It brings to mind an old saying that was repeated widely during the last recession: When the tide goes out, you can see who’s been swimming naked.
Examples of this newly exposed vulnerability can be seen not only in the private sector but also in some vital government organisations. Here in the U.S., where I’m writing this from my home, we're living in the middle of a cautionary tale.
Unlike the governments of other countries where Container Solutions’ workers reside, the United States does not have a job-retention scheme to guard against COVID-related layoffs—meaning workers in America are now being cut from payrolls in droves.
Over the past four weeks, 22 million Americans have filed for unemployment benefits. This number is roughly equal to the populations of Ireland and the Netherlands combined—or one in three residents of the U.K.
The layoffs are an unfolding tragedy, being made even more dire by how woefully unprepared unemployment offices in many of our 50 states were for a surge of demand. In the best of times, many governmental websites and apps here are clunky, but now, they are crashing left and right; assistance by phone can take days, locking people out of the help they need. The result is a cautionary tale about how inadequate, outdated technology can worsen a bad situation.
Many U.S. unemployment agencies’ technology is built on COBOL. Yes, you heard that right—the 60-year-old language whose users have mostly aged out of the workforce. (New Jersey is one state that has put out an open call for volunteers who know COBOL and can help its unemployment agency patch together solutions to get through the crisis.)
Officials in states including Colorado and Kansas say they were in the process of migrating away from COBOL-run systems when the crisis hit. But more than a tale of individual government agencies, this is a story about the perils of deferred investment in technology.
Many of the world’s biggest banks—trillions of dollars in transactions—are still run on COBOL-based systems. The impact of a lack of investment by organisations in IT, over years or even decades, is a common problem across a variety of industries.
Thanks to smart and resourceful engineers, with their creative workarounds, inadequate tech can be disguised and ignored when times are good.
But in a crisis that pulls back the tide, the naked swimmers are revealed.

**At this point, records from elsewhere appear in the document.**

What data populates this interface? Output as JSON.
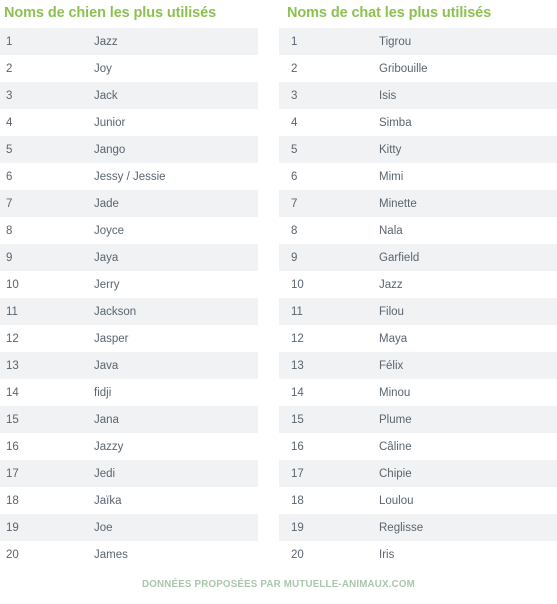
{
  "theme": {
    "title_green": "#8cc152",
    "row_shade": "#f1f2f3",
    "row_plain": "#ffffff",
    "text_color": "#5a6570",
    "footer_color": "#a9c7ab",
    "background": "#ffffff"
  },
  "columns": [
    {
      "id": "dogs",
      "title": "Noms de chien les plus utilisés",
      "rows": [
        {
          "rank": "1",
          "name": "Jazz"
        },
        {
          "rank": "2",
          "name": "Joy"
        },
        {
          "rank": "3",
          "name": "Jack"
        },
        {
          "rank": "4",
          "name": "Junior"
        },
        {
          "rank": "5",
          "name": "Jango"
        },
        {
          "rank": "6",
          "name": "Jessy / Jessie"
        },
        {
          "rank": "7",
          "name": "Jade"
        },
        {
          "rank": "8",
          "name": "Joyce"
        },
        {
          "rank": "9",
          "name": "Jaya"
        },
        {
          "rank": "10",
          "name": "Jerry"
        },
        {
          "rank": "11",
          "name": "Jackson"
        },
        {
          "rank": "12",
          "name": "Jasper"
        },
        {
          "rank": "13",
          "name": "Java"
        },
        {
          "rank": "14",
          "name": "fidji"
        },
        {
          "rank": "15",
          "name": "Jana"
        },
        {
          "rank": "16",
          "name": "Jazzy"
        },
        {
          "rank": "17",
          "name": "Jedi"
        },
        {
          "rank": "18",
          "name": "Jaïka"
        },
        {
          "rank": "19",
          "name": "Joe"
        },
        {
          "rank": "20",
          "name": "James"
        }
      ]
    },
    {
      "id": "cats",
      "title": "Noms de chat les plus utilisés",
      "rows": [
        {
          "rank": "1",
          "name": "Tigrou"
        },
        {
          "rank": "2",
          "name": "Gribouille"
        },
        {
          "rank": "3",
          "name": "Isis"
        },
        {
          "rank": "4",
          "name": "Simba"
        },
        {
          "rank": "5",
          "name": "Kitty"
        },
        {
          "rank": "6",
          "name": "Mimi"
        },
        {
          "rank": "7",
          "name": "Minette"
        },
        {
          "rank": "8",
          "name": "Nala"
        },
        {
          "rank": "9",
          "name": "Garfield"
        },
        {
          "rank": "10",
          "name": "Jazz"
        },
        {
          "rank": "11",
          "name": "Filou"
        },
        {
          "rank": "12",
          "name": "Maya"
        },
        {
          "rank": "13",
          "name": "Félix"
        },
        {
          "rank": "14",
          "name": "Minou"
        },
        {
          "rank": "15",
          "name": "Plume"
        },
        {
          "rank": "16",
          "name": "Câline"
        },
        {
          "rank": "17",
          "name": "Chipie"
        },
        {
          "rank": "18",
          "name": "Loulou"
        },
        {
          "rank": "19",
          "name": "Reglisse"
        },
        {
          "rank": "20",
          "name": "Iris"
        }
      ]
    }
  ],
  "footer": {
    "credit": "Données proposées par mutuelle-animaux.com"
  }
}
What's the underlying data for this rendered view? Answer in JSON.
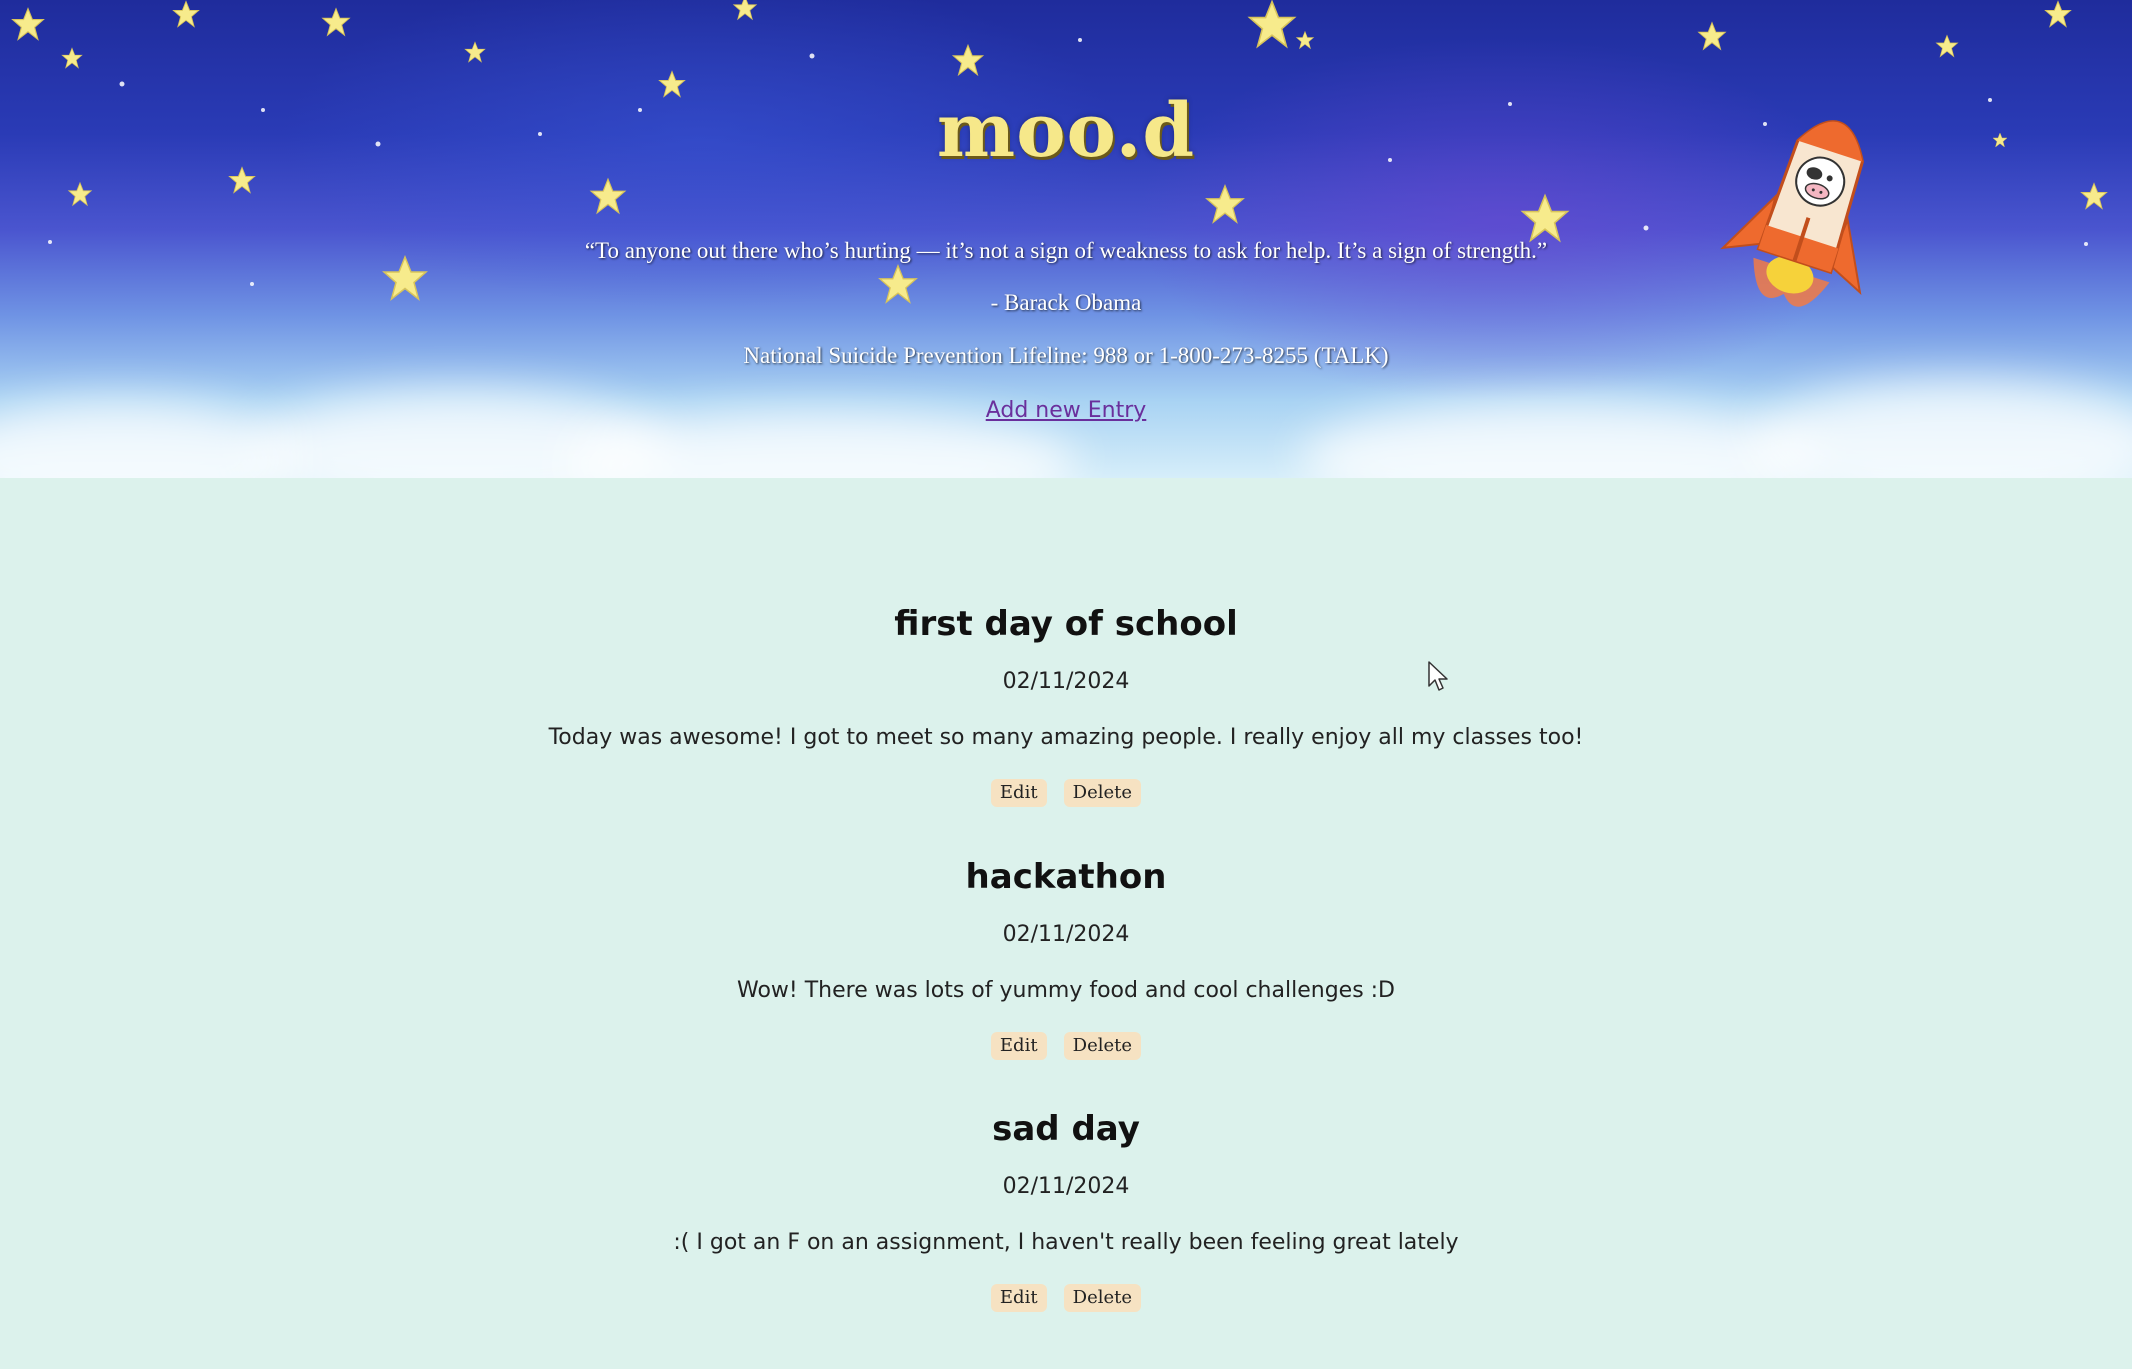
{
  "header": {
    "title": "moo.d",
    "quote": "“To anyone out there who’s hurting — it’s not a sign of weakness to ask for help. It’s a sign of strength.”",
    "author": "- Barack Obama",
    "lifeline": "National Suicide Prevention Lifeline: 988 or 1-800-273-8255 (TALK)",
    "add_entry_label": "Add new Entry"
  },
  "entries": [
    {
      "title": "first day of school",
      "date": "02/11/2024",
      "body": "Today was awesome! I got to meet so many amazing people. I really enjoy all my classes too!",
      "edit_label": "Edit",
      "delete_label": "Delete"
    },
    {
      "title": "hackathon",
      "date": "02/11/2024",
      "body": "Wow! There was lots of yummy food and cool challenges :D",
      "edit_label": "Edit",
      "delete_label": "Delete"
    },
    {
      "title": "sad day",
      "date": "02/11/2024",
      "body": ":( I got an F on an assignment, I haven't really been feeling great lately",
      "edit_label": "Edit",
      "delete_label": "Delete"
    }
  ],
  "colors": {
    "page_background": "#dcf2ec",
    "title_yellow": "#f6e88a",
    "button_bg": "#f6e2c2",
    "link_purple": "#6a2f9c"
  },
  "icons": {
    "stars": "star-icon",
    "rocket": "rocket-icon",
    "cursor": "mouse-cursor-icon"
  }
}
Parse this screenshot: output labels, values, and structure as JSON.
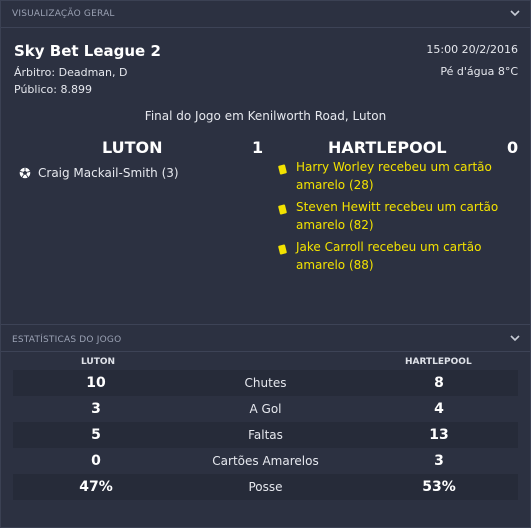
{
  "overview": {
    "header": "VISUALIZAÇÃO GERAL",
    "league": "Sky Bet League 2",
    "referee": "Árbitro: Deadman, D",
    "attendance": "Público: 8.899",
    "datetime": "15:00 20/2/2016",
    "weather": "Pé d'água 8°C",
    "venue_text": "Final do Jogo em Kenilworth Road, Luton",
    "home_team": "LUTON",
    "home_score": "1",
    "away_team": "HARTLEPOOL",
    "away_score": "0",
    "home_events": [
      {
        "icon": "ball-icon",
        "text": "Craig Mackail-Smith (3)"
      }
    ],
    "away_events": [
      {
        "icon": "yellow-card-icon",
        "line1": "Harry Worley recebeu um cartão",
        "line2": "amarelo (28)"
      },
      {
        "icon": "yellow-card-icon",
        "line1": "Steven Hewitt recebeu um cartão",
        "line2": "amarelo (82)"
      },
      {
        "icon": "yellow-card-icon",
        "line1": "Jake Carroll recebeu um cartão",
        "line2": "amarelo (88)"
      }
    ]
  },
  "stats": {
    "header": "ESTATÍSTICAS DO JOGO",
    "home_label": "LUTON",
    "away_label": "HARTLEPOOL",
    "rows": [
      {
        "home": "10",
        "label": "Chutes",
        "away": "8"
      },
      {
        "home": "3",
        "label": "A Gol",
        "away": "4"
      },
      {
        "home": "5",
        "label": "Faltas",
        "away": "13"
      },
      {
        "home": "0",
        "label": "Cartões Amarelos",
        "away": "3"
      },
      {
        "home": "47%",
        "label": "Posse",
        "away": "53%"
      }
    ]
  },
  "colors": {
    "background": "#2c3141",
    "card_yellow": "#f3e200",
    "header_text": "#9aa1b3"
  }
}
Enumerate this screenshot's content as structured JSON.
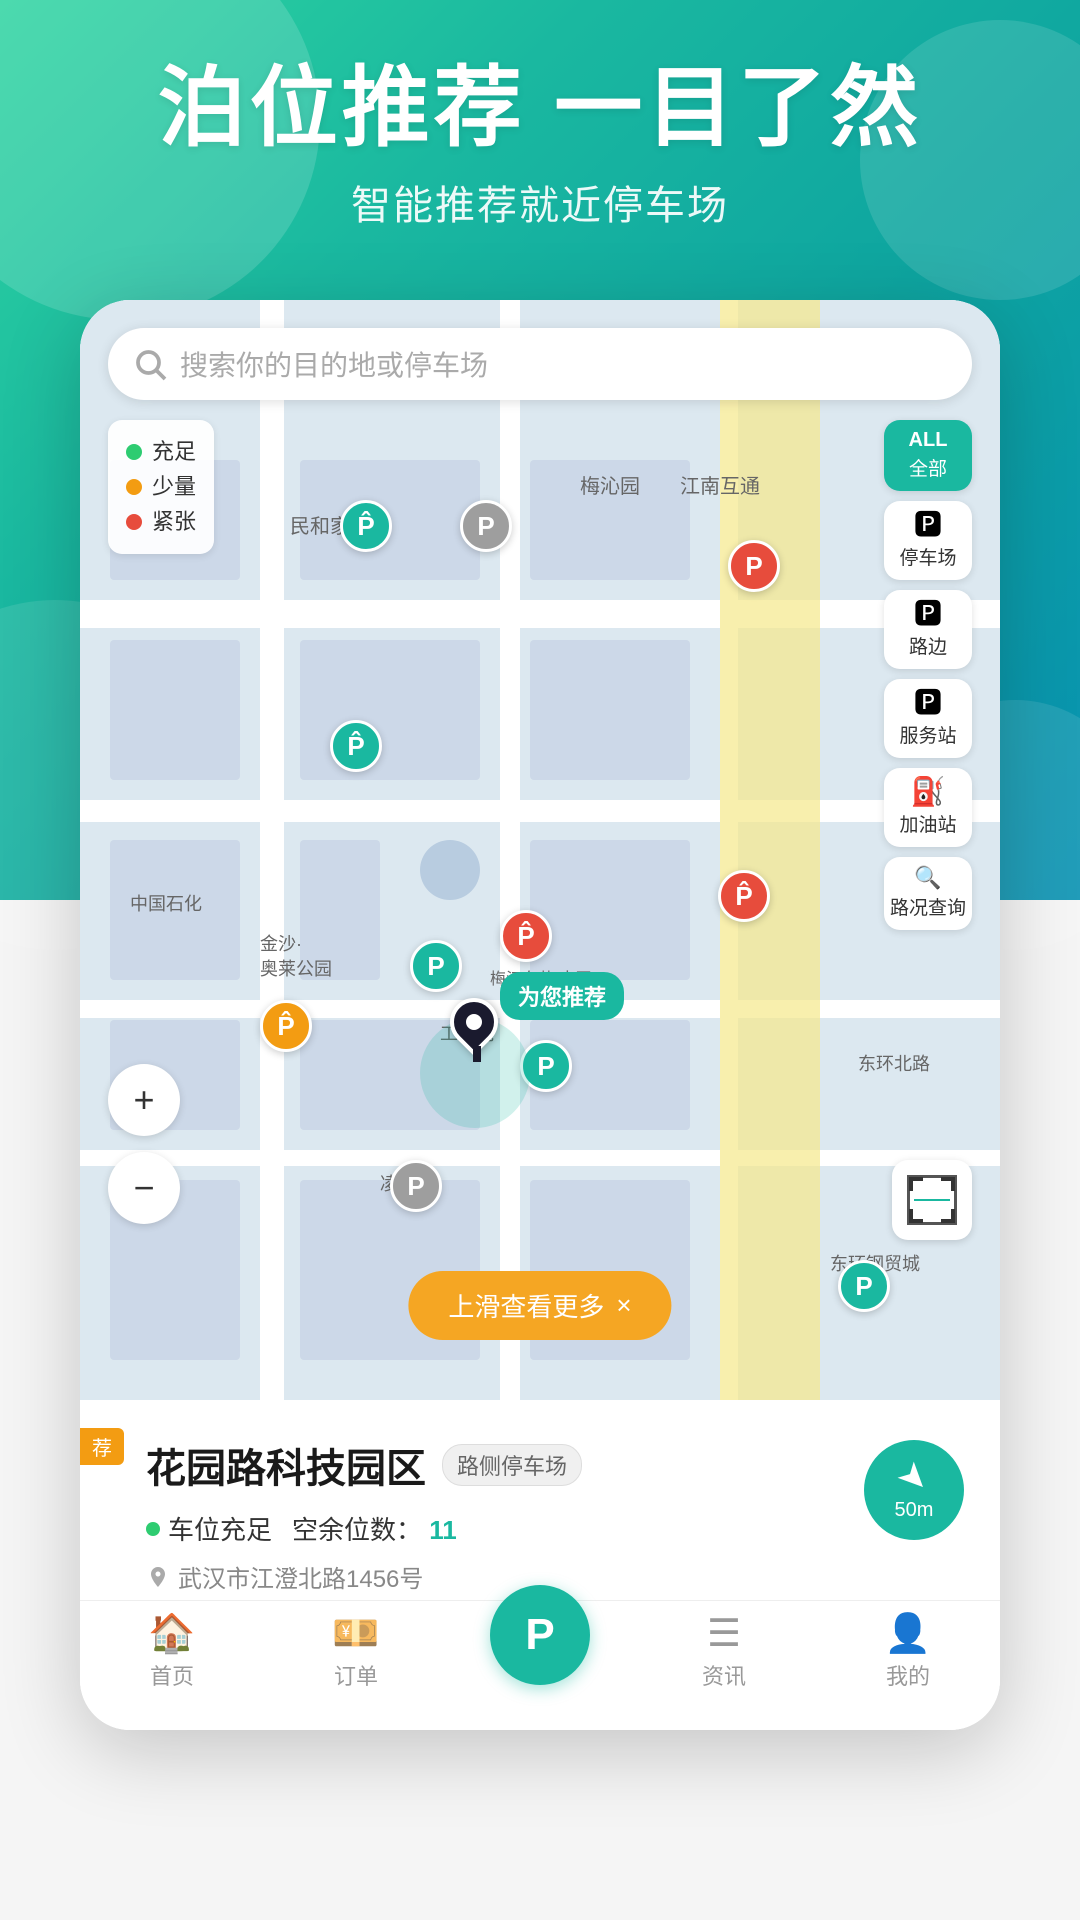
{
  "hero": {
    "title": "泊位推荐 一目了然",
    "subtitle": "智能推荐就近停车场"
  },
  "search": {
    "placeholder": "搜索你的目的地或停车场"
  },
  "legend": {
    "items": [
      {
        "label": "充足",
        "color": "green"
      },
      {
        "label": "少量",
        "color": "yellow"
      },
      {
        "label": "紧张",
        "color": "red"
      }
    ]
  },
  "right_panel": {
    "buttons": [
      {
        "label": "全部",
        "icon": "ALL",
        "active": true
      },
      {
        "label": "停车场",
        "icon": "P"
      },
      {
        "label": "路边",
        "icon": "P"
      },
      {
        "label": "服务站",
        "icon": "P"
      },
      {
        "label": "加油站",
        "icon": "⛽"
      },
      {
        "label": "路况查询",
        "icon": "🔍"
      }
    ]
  },
  "map": {
    "for_you_label": "为您推荐",
    "labels": [
      "梅沁园",
      "民和家园",
      "江南互通",
      "中国石化",
      "金沙·",
      "奥莱公园",
      "梅江东苑·南区",
      "工南苑",
      "东环北路",
      "凌云路",
      "东环钢贸城"
    ]
  },
  "slide_btn": {
    "label": "上滑查看更多",
    "close": "×"
  },
  "zoom": {
    "plus": "+",
    "minus": "−"
  },
  "bottom_card": {
    "tag": "荐",
    "name": "花园路科技园区",
    "badge": "路侧停车场",
    "status": "车位充足",
    "spaces_label": "空余位数：",
    "spaces_num": "11",
    "address": "武汉市江澄北路1456号",
    "nav_distance": "50m"
  },
  "bottom_nav": {
    "items": [
      {
        "label": "首页",
        "icon": "🏠"
      },
      {
        "label": "订单",
        "icon": "💴"
      },
      {
        "label": "",
        "icon": "P",
        "center": true
      },
      {
        "label": "资讯",
        "icon": "☰"
      },
      {
        "label": "我的",
        "icon": "👤"
      }
    ]
  }
}
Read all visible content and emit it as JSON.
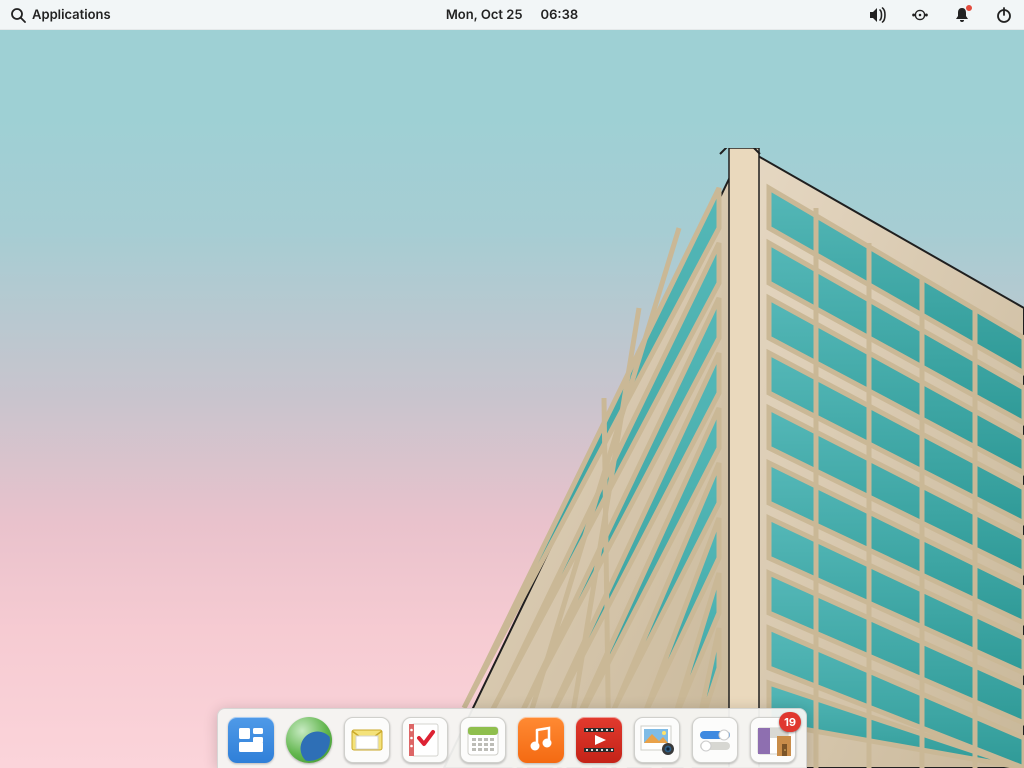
{
  "panel": {
    "applications_label": "Applications",
    "date_label": "Mon, Oct 25",
    "time_label": "06:38"
  },
  "system_tray": {
    "items": [
      "volume",
      "network",
      "notifications",
      "power"
    ],
    "notification_badge": true
  },
  "dock": {
    "items": [
      {
        "name": "workspaces",
        "label": "Multitasking View",
        "badge": null
      },
      {
        "name": "web",
        "label": "Web Browser",
        "badge": null
      },
      {
        "name": "mail",
        "label": "Mail",
        "badge": null
      },
      {
        "name": "tasks",
        "label": "Tasks",
        "badge": null
      },
      {
        "name": "calendar",
        "label": "Calendar",
        "badge": null
      },
      {
        "name": "music",
        "label": "Music",
        "badge": null
      },
      {
        "name": "videos",
        "label": "Videos",
        "badge": null
      },
      {
        "name": "photos",
        "label": "Photos",
        "badge": null
      },
      {
        "name": "settings",
        "label": "System Settings",
        "badge": null
      },
      {
        "name": "appcenter",
        "label": "AppCenter",
        "badge": "19"
      }
    ]
  }
}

The next crisis will not likely be another global pandemic that upends commerce and ways of working, nearly overnight. It will probably be a threat posed by an aggressive and disruptive business rival—an Uber, an Amazon, a Zoom—that is formed or gains strength in the crucible of the current crisis.
Likely, the next threat most organisations will face will be along the lines of the one described in our new book, Cloud Native Transformation: a disruptive stranger arriving unexpectedly to a once-peaceful town. It’s an analogy for successful, once-prosperous organisations suddenly finding themselves in a battle for market share—or even mere survival—because of the sudden appearance of a rival who does things faster, better, smarter.
Preparing for that stranger’s arrival means updating long-neglected technology and ways of working. And that doesn’t happen in a flash. It’s a process that needs to be integrated into business strategy, rather than a project relegated to some remote IT Island, and needs wide buy-in throughout an organisation in order to succeed.
But now is the time to get started. The impact of the current crisis will change the global economy. The tide will eventually rush back in—but it will surely ebb once again, sooner than you expect.